(App and web page records)
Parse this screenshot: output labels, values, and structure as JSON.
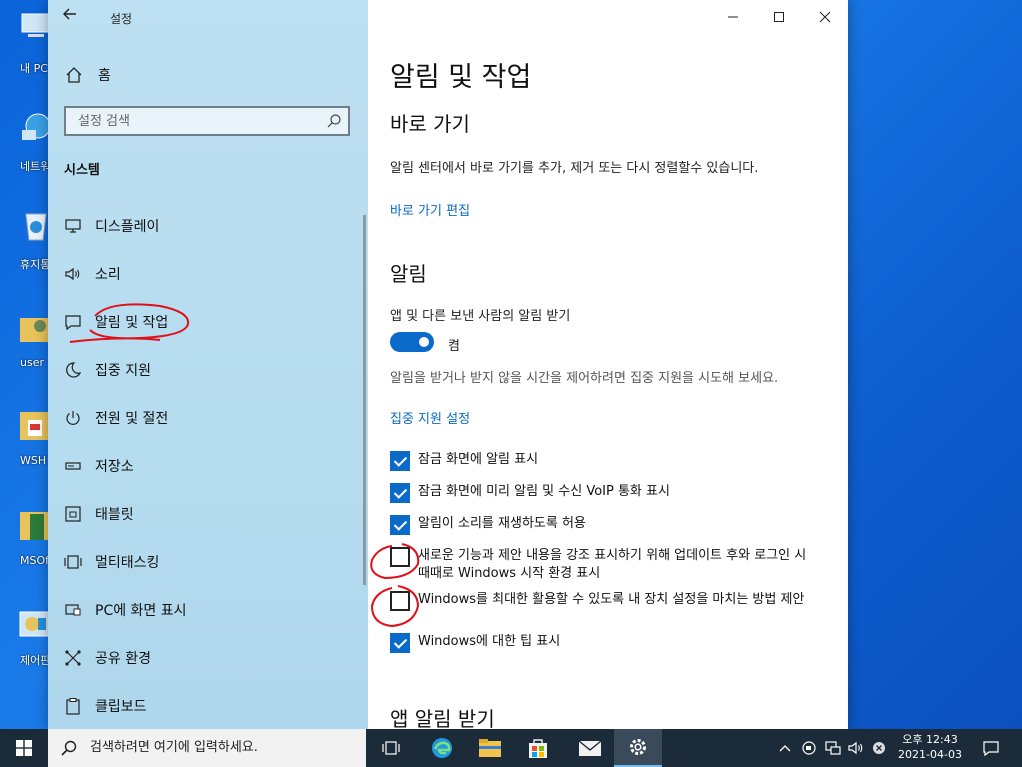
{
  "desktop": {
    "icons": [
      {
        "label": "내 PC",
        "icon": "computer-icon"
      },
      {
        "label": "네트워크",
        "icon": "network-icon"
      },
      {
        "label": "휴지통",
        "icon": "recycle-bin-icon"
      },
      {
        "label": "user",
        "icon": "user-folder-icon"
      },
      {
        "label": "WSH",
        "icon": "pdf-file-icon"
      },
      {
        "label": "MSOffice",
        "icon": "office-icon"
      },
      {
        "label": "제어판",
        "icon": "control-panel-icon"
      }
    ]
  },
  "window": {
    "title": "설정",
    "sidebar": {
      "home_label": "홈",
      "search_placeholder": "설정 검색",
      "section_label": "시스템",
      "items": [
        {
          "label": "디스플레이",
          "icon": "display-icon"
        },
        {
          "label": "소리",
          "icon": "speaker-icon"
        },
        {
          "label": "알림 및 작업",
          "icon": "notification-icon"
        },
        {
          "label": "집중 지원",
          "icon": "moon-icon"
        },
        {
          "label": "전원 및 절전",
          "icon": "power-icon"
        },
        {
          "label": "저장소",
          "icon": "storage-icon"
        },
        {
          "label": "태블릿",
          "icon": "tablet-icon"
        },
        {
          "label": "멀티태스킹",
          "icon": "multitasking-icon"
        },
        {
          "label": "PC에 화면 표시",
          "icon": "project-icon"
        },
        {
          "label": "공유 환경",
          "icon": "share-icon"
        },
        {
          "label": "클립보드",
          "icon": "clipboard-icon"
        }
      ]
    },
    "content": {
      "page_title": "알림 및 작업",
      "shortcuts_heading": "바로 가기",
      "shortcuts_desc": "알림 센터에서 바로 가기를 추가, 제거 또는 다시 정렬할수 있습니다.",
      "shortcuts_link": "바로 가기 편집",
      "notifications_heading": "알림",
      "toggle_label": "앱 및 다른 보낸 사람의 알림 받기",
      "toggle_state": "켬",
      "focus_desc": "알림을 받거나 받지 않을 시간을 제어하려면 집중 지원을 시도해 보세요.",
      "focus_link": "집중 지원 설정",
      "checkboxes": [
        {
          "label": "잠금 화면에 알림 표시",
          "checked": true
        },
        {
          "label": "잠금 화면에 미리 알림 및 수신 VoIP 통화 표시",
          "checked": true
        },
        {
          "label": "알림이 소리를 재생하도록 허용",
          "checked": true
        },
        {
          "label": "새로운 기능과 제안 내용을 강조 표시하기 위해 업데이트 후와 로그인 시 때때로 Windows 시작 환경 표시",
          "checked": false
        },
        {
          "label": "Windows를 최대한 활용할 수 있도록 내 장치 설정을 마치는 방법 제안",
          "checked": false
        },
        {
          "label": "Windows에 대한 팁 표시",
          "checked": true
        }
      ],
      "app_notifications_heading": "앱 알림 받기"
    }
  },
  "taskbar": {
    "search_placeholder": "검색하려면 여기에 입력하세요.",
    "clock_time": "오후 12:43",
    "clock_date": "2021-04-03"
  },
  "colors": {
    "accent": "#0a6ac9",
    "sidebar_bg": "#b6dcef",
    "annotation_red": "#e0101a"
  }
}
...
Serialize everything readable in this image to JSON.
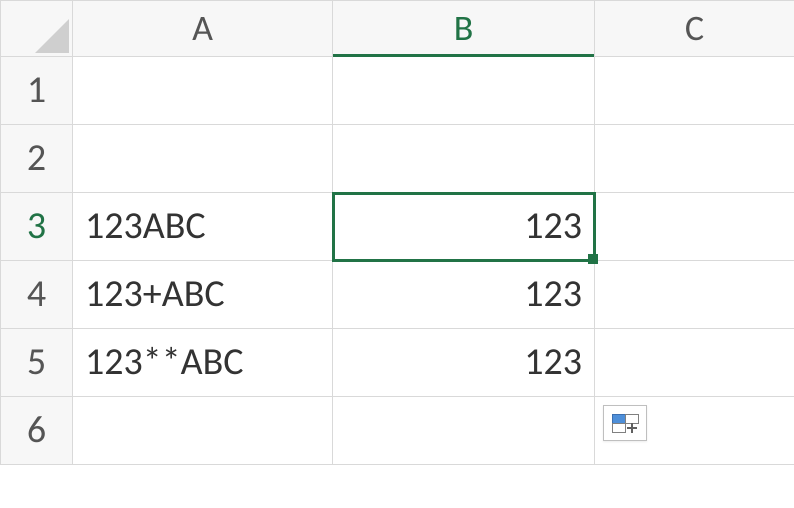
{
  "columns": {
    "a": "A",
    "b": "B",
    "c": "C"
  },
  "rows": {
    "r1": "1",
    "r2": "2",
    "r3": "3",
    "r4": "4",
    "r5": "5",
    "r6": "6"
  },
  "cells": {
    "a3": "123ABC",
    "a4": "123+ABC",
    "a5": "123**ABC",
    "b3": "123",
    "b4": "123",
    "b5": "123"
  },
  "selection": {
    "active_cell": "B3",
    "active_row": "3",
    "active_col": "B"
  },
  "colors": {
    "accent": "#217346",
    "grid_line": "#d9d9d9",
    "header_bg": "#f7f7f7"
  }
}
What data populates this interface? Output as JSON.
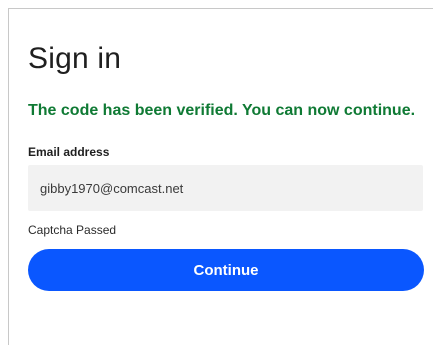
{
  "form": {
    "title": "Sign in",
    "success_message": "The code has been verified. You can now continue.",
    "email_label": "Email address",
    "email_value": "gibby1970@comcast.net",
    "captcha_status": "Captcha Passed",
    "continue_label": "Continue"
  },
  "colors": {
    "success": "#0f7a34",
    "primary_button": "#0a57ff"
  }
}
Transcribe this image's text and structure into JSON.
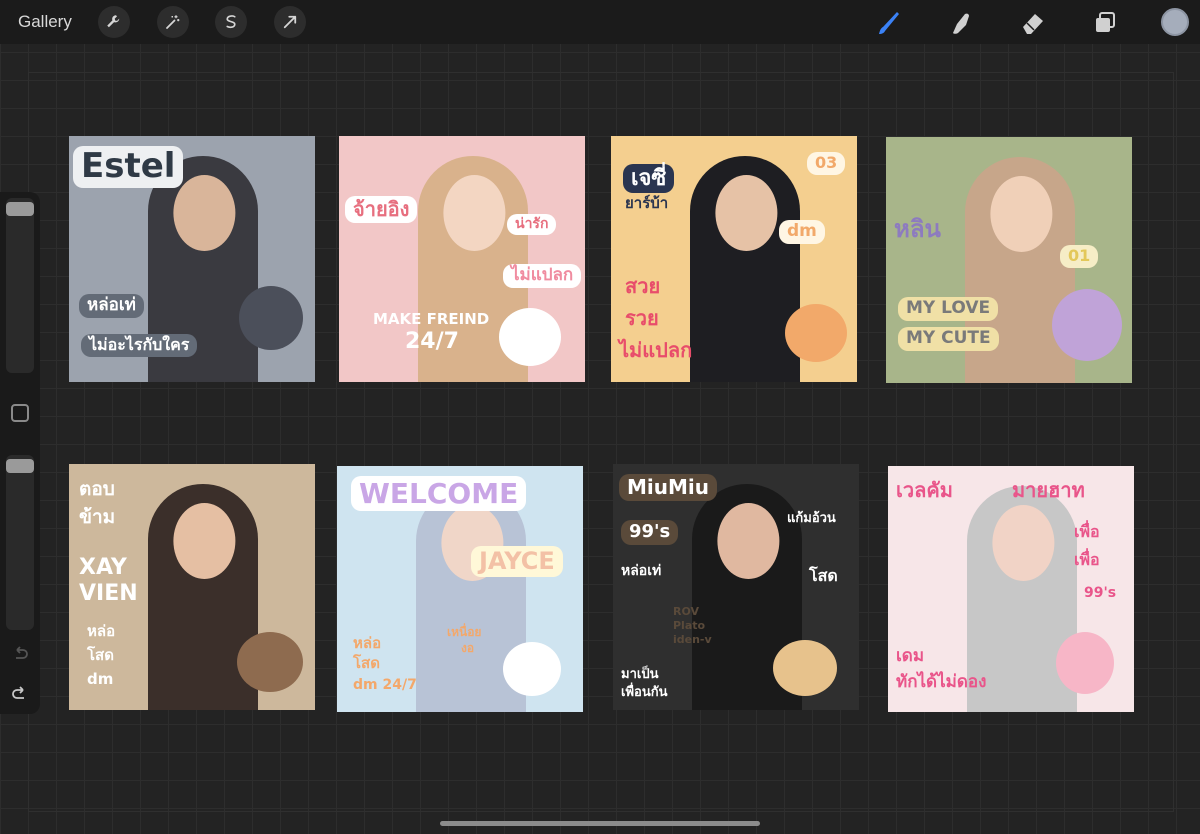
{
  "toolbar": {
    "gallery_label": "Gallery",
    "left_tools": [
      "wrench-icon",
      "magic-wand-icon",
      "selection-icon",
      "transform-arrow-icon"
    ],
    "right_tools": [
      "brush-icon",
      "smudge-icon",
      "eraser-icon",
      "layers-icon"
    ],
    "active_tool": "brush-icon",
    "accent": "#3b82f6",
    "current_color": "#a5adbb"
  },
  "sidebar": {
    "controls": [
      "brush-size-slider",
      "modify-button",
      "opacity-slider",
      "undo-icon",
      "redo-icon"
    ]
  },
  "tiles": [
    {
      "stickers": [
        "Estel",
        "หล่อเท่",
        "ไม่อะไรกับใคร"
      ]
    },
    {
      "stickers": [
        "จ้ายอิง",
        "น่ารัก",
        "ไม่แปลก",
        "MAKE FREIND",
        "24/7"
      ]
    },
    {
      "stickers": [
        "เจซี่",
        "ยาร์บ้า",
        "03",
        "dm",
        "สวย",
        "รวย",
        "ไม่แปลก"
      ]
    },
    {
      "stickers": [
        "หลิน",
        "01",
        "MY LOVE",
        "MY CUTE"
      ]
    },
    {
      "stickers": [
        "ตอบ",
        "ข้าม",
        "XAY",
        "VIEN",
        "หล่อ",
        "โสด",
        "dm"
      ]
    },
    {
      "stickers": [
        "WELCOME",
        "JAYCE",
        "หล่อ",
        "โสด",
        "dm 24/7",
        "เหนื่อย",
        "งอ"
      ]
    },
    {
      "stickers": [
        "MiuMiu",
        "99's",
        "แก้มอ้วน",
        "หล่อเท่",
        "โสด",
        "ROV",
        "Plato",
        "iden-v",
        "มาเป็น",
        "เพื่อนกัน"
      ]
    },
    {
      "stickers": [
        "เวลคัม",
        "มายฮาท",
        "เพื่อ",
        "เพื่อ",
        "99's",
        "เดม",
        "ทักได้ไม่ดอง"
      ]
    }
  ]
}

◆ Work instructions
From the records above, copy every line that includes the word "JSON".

◆ Solved exercise
Parse this screenshot: output labels, values, and structure as JSON.
Serialize everything readable in this image to JSON.
What data populates this interface? Output as JSON.
Transcribe this image's text and structure into JSON.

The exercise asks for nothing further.